Me, being a DNA-test pro.Hollis JohnsonBy now, I should have a crystal-clear picture of my ancestry.
Both 23andMe and AncestryDNA have done a good job of confirming my Scandinavian origins.
So when I decided to try National Geographic’s new Geno 2.0 test, I expected my results to be roughly the same.
National Geographic’s Genographic Project has been around since 2005, making it one of the earliest genetics tests. A few months ago, it switched over to Helix’s next-generation sequencing platform for its Geno 2.0 test.
What I got in my inbox looked nothing like what I’d seen before.
The results got me thinking about the fundamental differences with AncestryDNA’s and 23andMe’s tests compared with Helix’s.
23andMe, AncestryDNA, and Geno 2.0 tests.Hollis Johnson/Business Insider
Over the last year and a half, I’ve taken two other genealogy tests: 23andMe and AncestryDNA. Both of those tests analyzed my spit using genotyping technology, while Helix uses next-generation sequencing.
We have 3 billion base pairs of DNA in our genome. That’s a lot of information to sift through. There are speedy ways to get the information that you want, such as genotyping, in which a machine looks for specific parts of DNA and pieces them together.
You can also look at only the protein-encoding parts of your genome — called the exome — which is what Helix does. The next-generation sequencing analyzes roughly 2% of those 3 billion base pairs, James Lu, Helix’s senior vice president of applied genomics, told Business Insider.
Lu said that the additional information Helix picks up could lead to new features in the future with partners like National Geographic, especially as our knowledge of the genome and exome continues to grow.
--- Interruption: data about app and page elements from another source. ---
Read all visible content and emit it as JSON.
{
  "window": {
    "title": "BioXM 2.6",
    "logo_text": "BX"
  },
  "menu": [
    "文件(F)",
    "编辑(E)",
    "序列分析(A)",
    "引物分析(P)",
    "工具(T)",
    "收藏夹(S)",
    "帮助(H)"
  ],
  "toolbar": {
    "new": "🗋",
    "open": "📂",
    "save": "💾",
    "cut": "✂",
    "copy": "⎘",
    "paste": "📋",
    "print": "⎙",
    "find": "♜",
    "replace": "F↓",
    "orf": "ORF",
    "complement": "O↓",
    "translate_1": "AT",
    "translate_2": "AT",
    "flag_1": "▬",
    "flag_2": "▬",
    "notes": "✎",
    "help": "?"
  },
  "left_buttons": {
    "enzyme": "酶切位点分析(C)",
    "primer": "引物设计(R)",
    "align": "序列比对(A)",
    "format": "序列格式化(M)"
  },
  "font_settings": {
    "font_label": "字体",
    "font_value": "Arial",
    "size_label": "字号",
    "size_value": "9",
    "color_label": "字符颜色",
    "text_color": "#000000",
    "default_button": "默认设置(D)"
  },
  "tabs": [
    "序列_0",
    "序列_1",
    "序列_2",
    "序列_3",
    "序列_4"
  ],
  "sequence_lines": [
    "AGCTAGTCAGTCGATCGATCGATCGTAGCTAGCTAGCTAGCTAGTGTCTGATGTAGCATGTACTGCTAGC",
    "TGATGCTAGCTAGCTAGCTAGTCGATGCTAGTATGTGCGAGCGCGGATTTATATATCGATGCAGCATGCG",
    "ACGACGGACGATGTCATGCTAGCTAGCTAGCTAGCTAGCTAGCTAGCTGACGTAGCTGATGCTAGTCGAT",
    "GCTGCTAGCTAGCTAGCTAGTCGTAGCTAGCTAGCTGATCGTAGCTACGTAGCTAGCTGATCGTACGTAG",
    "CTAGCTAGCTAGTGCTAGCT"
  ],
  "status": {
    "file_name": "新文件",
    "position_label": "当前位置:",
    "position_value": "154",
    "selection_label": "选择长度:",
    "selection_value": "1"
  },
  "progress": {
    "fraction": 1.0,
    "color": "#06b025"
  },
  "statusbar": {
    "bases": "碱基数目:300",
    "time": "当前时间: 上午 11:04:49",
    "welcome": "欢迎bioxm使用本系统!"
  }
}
The Geno 2.0 test currently costs $149.95 and originally was $199.95. National Geographic says the money goes to nonprofit “conservation, exploration, research, and education.” For what you get — a general sense of your regional ancestry, deep ancestry (the haplogroup results), and hominin ancestry — the test doesn’t have nearly the range that other ancestry tests have.
Vilar said what distinguishes the National Geographic test from other ancestry tests is its focus on deep ancestry and the stories that migration patterns tell. There’s also a fair amount of citizen science that the test has sparked in its 12-year history, which builds on our understanding of human migration patterns.
What I am really interested in, and what I think could help justify the high price, is the access to other tests I could have now that I’m on the Helix platform. This is the first test available on the platform, but ideally, if I wanted to use another one in the future, that same information from the tube of spit I submitted to National Geographic would work — no further spit needed from me.